There is a natural assumption that when you get to 12 points you lose your licence.

Motorists with up to 23 points on licences are still on our roads

That is what most of us would expect to happen if we admit or are found guilty of motoring offences such as speeding, driving without insurance or not having the appropriate licence in the first place.

So, why are the courts allowing people who have totted up as many as 23 points to continue driving?

Remember, to get to such a level a driver must have first topped 12 penalty points, been allowed to keep their licence by a court and then gone on to commit further offences.
So although they may have proved “exceptional hardship” to the satsifaction of the courts they have still knowingly commited more offences.

Where and when will the courts draw the line?

Can people who claim that a driving ban unduly impacts on others just go on committing ofences with impunity?

The law should be applied equally to everyone, which is clearly not being done at present.

Innocent people should not suffer from the actions of others, but many of those who continue to offend clearly have no respect for the law.

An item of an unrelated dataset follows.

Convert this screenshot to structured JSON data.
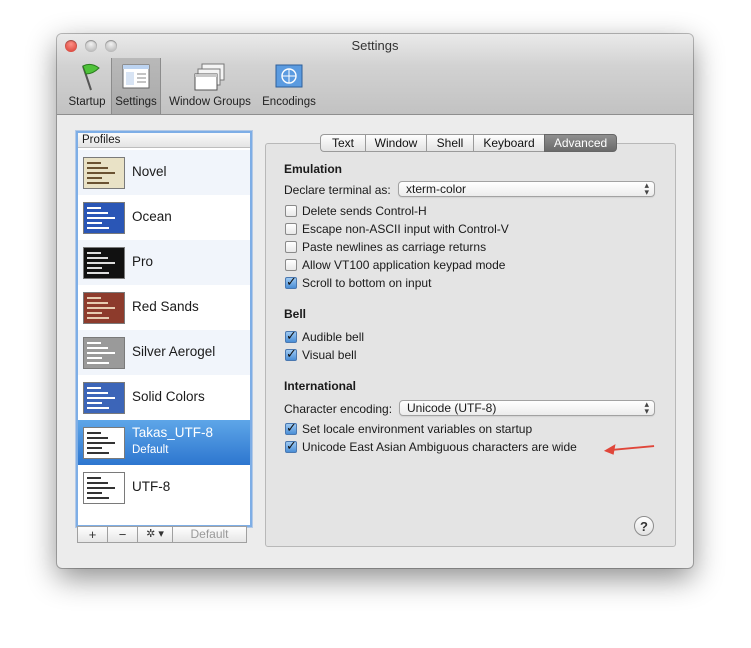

And why should they when it is not applied to them in the same way as others.
Neil Pickford, Editor